Each entry should be given again exactly, with any image left out.

[Listed records Boundary: Start]

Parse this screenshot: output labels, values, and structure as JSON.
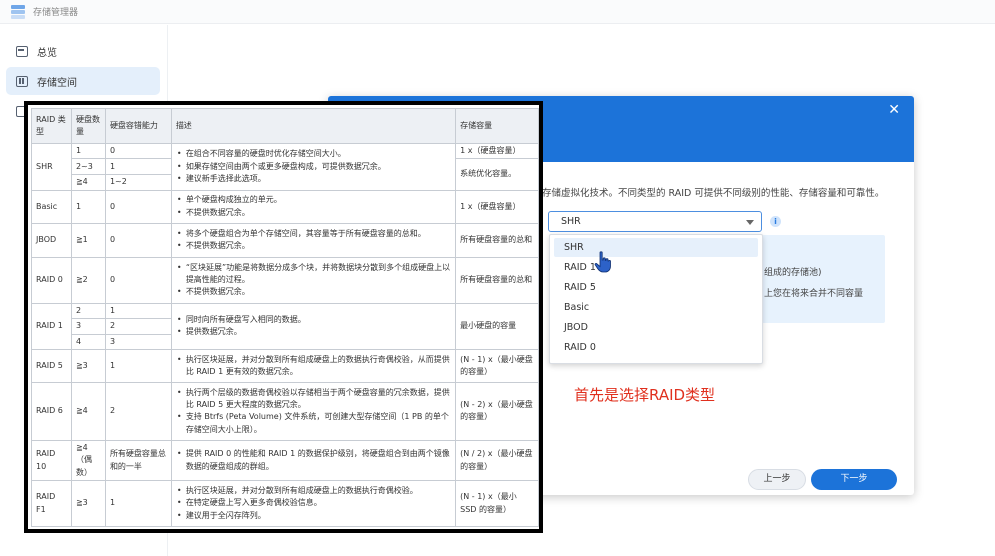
{
  "app": {
    "title": "存储管理器"
  },
  "sidebar": {
    "items": [
      {
        "label": "总览",
        "icon": "overview-icon"
      },
      {
        "label": "存储空间",
        "icon": "storage-icon"
      }
    ]
  },
  "dialog": {
    "description": "存储虚拟化技术。不同类型的 RAID 可提供不同级别的性能、存储容量和可靠性。",
    "select_value": "SHR",
    "info_text_1": "组成的存储池)",
    "info_text_2": "上您在将来合并不同容量",
    "prev_label": "上一步",
    "next_label": "下一步",
    "dropdown_options": [
      "SHR",
      "RAID 1",
      "RAID 5",
      "Basic",
      "JBOD",
      "RAID 0"
    ],
    "dropdown_visible": [
      "SHR",
      "RAID 1",
      "RAID 5",
      "Basic",
      "JBOD",
      "RAID 0"
    ]
  },
  "annotation": "首先是选择RAID类型",
  "table": {
    "headers": [
      "RAID 类型",
      "硬盘数量",
      "硬盘容错能力",
      "描述",
      "存储容量"
    ],
    "rows": {
      "shr": {
        "type": "SHR",
        "sub": [
          {
            "disks": "1",
            "tolerance": "0"
          },
          {
            "disks": "2~3",
            "tolerance": "1"
          },
          {
            "disks": "≧4",
            "tolerance": "1~2"
          }
        ],
        "desc": [
          "在组合不同容量的硬盘时优化存储空间大小。",
          "如果存储空间由两个或更多硬盘构成，可提供数据冗余。",
          "建议新手选择此选项。"
        ],
        "capacity_a": "1 x（硬盘容量）",
        "capacity_b": "系统优化容量。"
      },
      "basic": {
        "type": "Basic",
        "disks": "1",
        "tolerance": "0",
        "desc": [
          "单个硬盘构成独立的单元。",
          "不提供数据冗余。"
        ],
        "capacity": "1 x（硬盘容量）"
      },
      "jbod": {
        "type": "JBOD",
        "disks": "≧1",
        "tolerance": "0",
        "desc": [
          "将多个硬盘组合为单个存储空间，其容量等于所有硬盘容量的总和。",
          "不提供数据冗余。"
        ],
        "capacity": "所有硬盘容量的总和"
      },
      "raid0": {
        "type": "RAID 0",
        "disks": "≧2",
        "tolerance": "0",
        "desc": [
          "“区块延展”功能是将数据分成多个块，并将数据块分散到多个组成硬盘上以提高性能的过程。",
          "不提供数据冗余。"
        ],
        "capacity": "所有硬盘容量的总和"
      },
      "raid1": {
        "type": "RAID 1",
        "sub": [
          {
            "disks": "2",
            "tolerance": "1"
          },
          {
            "disks": "3",
            "tolerance": "2"
          },
          {
            "disks": "4",
            "tolerance": "3"
          }
        ],
        "desc": [
          "同时向所有硬盘写入相同的数据。",
          "提供数据冗余。"
        ],
        "capacity": "最小硬盘的容量"
      },
      "raid5": {
        "type": "RAID 5",
        "disks": "≧3",
        "tolerance": "1",
        "desc": [
          "执行区块延展，并对分散到所有组成硬盘上的数据执行奇偶校验，从而提供比 RAID 1 更有效的数据冗余。"
        ],
        "capacity": "(N - 1) x（最小硬盘的容量）"
      },
      "raid6": {
        "type": "RAID 6",
        "disks": "≧4",
        "tolerance": "2",
        "desc": [
          "执行两个层级的数据奇偶校验以存储相当于两个硬盘容量的冗余数据，提供比 RAID 5 更大程度的数据冗余。",
          "支持 Btrfs (Peta Volume) 文件系统，可创建大型存储空间（1 PB 的单个存储空间大小上限）。"
        ],
        "capacity": "(N - 2) x（最小硬盘的容量）"
      },
      "raid10": {
        "type": "RAID 10",
        "disks": "≧4 （偶数）",
        "tolerance": "所有硬盘容量总和的一半",
        "desc": [
          "提供 RAID 0 的性能和 RAID 1 的数据保护级别，将硬盘组合到由两个镜像数据的硬盘组成的群组。"
        ],
        "capacity": "(N / 2) x（最小硬盘的容量）"
      },
      "raidf1": {
        "type": "RAID F1",
        "disks": "≧3",
        "tolerance": "1",
        "desc": [
          "执行区块延展，并对分散到所有组成硬盘上的数据执行奇偶校验。",
          "在特定硬盘上写入更多奇偶校验信息。",
          "建议用于全闪存阵列。"
        ],
        "capacity": "(N - 1) x（最小 SSD 的容量）"
      }
    }
  },
  "colors": {
    "accent": "#1c73d9",
    "annotation": "#e0301e",
    "overlay_border": "#000000"
  }
}
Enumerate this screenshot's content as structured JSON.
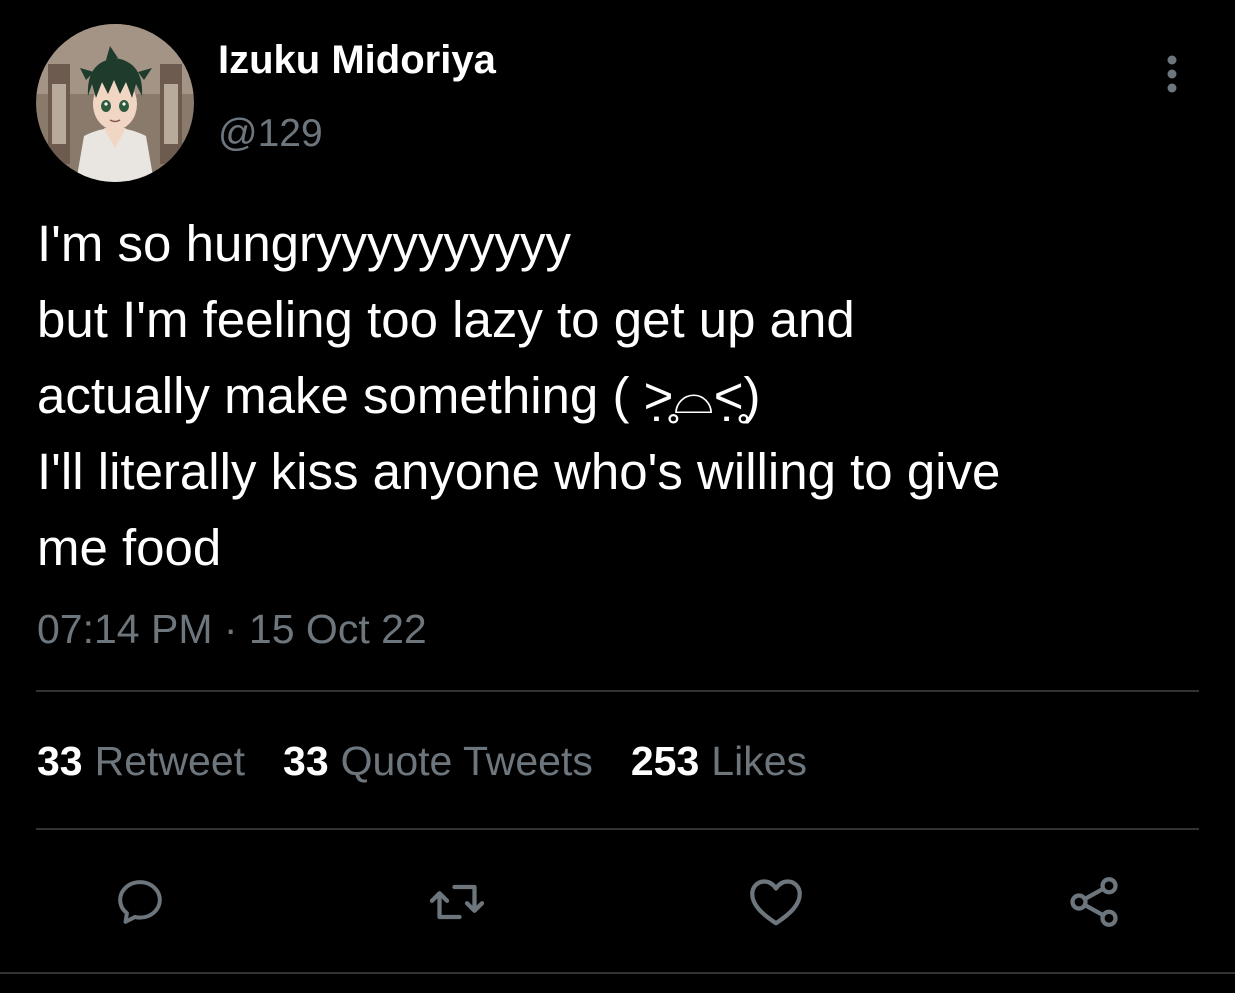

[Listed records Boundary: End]

__Output of the exercise__:
Parse this screenshot: output labels, values, and structure as JSON.
{
  "app": {
    "title": "存储管理器"
  },
  "sidebar": {
    "items": [
      {
        "label": "总览",
        "icon": "overview-icon"
      },
      {
        "label": "存储空间",
        "icon": "storage-icon"
      }
    ]
  },
  "dialog": {
    "description": "存储虚拟化技术。不同类型的 RAID 可提供不同级别的性能、存储容量和可靠性。",
    "select_value": "SHR",
    "info_text_1": "组成的存储池)",
    "info_text_2": "上您在将来合并不同容量",
    "prev_label": "上一步",
    "next_label": "下一步",
    "dropdown_options": [
      "SHR",
      "RAID 1",
      "RAID 5",
      "Basic",
      "JBOD",
      "RAID 0"
    ],
    "dropdown_visible": [
      "SHR",
      "RAID 1",
      "RAID 5",
      "Basic",
      "JBOD",
      "RAID 0"
    ]
  },
  "annotation": "首先是选择RAID类型",
  "table": {
    "headers": [
      "RAID 类型",
      "硬盘数量",
      "硬盘容错能力",
      "描述",
      "存储容量"
    ],
    "rows": {
      "shr": {
        "type": "SHR",
        "sub": [
          {
            "disks": "1",
            "tolerance": "0"
          },
          {
            "disks": "2~3",
            "tolerance": "1"
          },
          {
            "disks": "≧4",
            "tolerance": "1~2"
          }
        ],
        "desc": [
          "在组合不同容量的硬盘时优化存储空间大小。",
          "如果存储空间由两个或更多硬盘构成，可提供数据冗余。",
          "建议新手选择此选项。"
        ],
        "capacity_a": "1 x（硬盘容量）",
        "capacity_b": "系统优化容量。"
      },
      "basic": {
        "type": "Basic",
        "disks": "1",
        "tolerance": "0",
        "desc": [
          "单个硬盘构成独立的单元。",
          "不提供数据冗余。"
        ],
        "capacity": "1 x（硬盘容量）"
      },
      "jbod": {
        "type": "JBOD",
        "disks": "≧1",
        "tolerance": "0",
        "desc": [
          "将多个硬盘组合为单个存储空间，其容量等于所有硬盘容量的总和。",
          "不提供数据冗余。"
        ],
        "capacity": "所有硬盘容量的总和"
      },
      "raid0": {
        "type": "RAID 0",
        "disks": "≧2",
        "tolerance": "0",
        "desc": [
          "“区块延展”功能是将数据分成多个块，并将数据块分散到多个组成硬盘上以提高性能的过程。",
          "不提供数据冗余。"
        ],
        "capacity": "所有硬盘容量的总和"
      },
      "raid1": {
        "type": "RAID 1",
        "sub": [
          {
            "disks": "2",
            "tolerance": "1"
          },
          {
            "disks": "3",
            "tolerance": "2"
          },
          {
            "disks": "4",
            "tolerance": "3"
          }
        ],
        "desc": [
          "同时向所有硬盘写入相同的数据。",
          "提供数据冗余。"
        ],
        "capacity": "最小硬盘的容量"
      },
      "raid5": {
        "type": "RAID 5",
        "disks": "≧3",
        "tolerance": "1",
        "desc": [
          "执行区块延展，并对分散到所有组成硬盘上的数据执行奇偶校验，从而提供比 RAID 1 更有效的数据冗余。"
        ],
        "capacity": "(N - 1) x（最小硬盘的容量）"
      },
      "raid6": {
        "type": "RAID 6",
        "disks": "≧4",
        "tolerance": "2",
        "desc": [
          "执行两个层级的数据奇偶校验以存储相当于两个硬盘容量的冗余数据，提供比 RAID 5 更大程度的数据冗余。",
          "支持 Btrfs (Peta Volume) 文件系统，可创建大型存储空间（1 PB 的单个存储空间大小上限）。"
        ],
        "capacity": "(N - 2) x（最小硬盘的容量）"
      },
      "raid10": {
        "type": "RAID 10",
        "disks": "≧4 （偶数）",
        "tolerance": "所有硬盘容量总和的一半",
        "desc": [
          "提供 RAID 0 的性能和 RAID 1 的数据保护级别，将硬盘组合到由两个镜像数据的硬盘组成的群组。"
        ],
        "capacity": "(N / 2) x（最小硬盘的容量）"
      },
      "raidf1": {
        "type": "RAID F1",
        "disks": "≧3",
        "tolerance": "1",
        "desc": [
          "执行区块延展，并对分散到所有组成硬盘上的数据执行奇偶校验。",
          "在特定硬盘上写入更多奇偶校验信息。",
          "建议用于全闪存阵列。"
        ],
        "capacity": "(N - 1) x（最小 SSD 的容量）"
      }
    }
  },
  "colors": {
    "accent": "#1c73d9",
    "annotation": "#e0301e",
    "overlay_border": "#000000"
  }
}
Enumerate this screenshot's content as structured JSON.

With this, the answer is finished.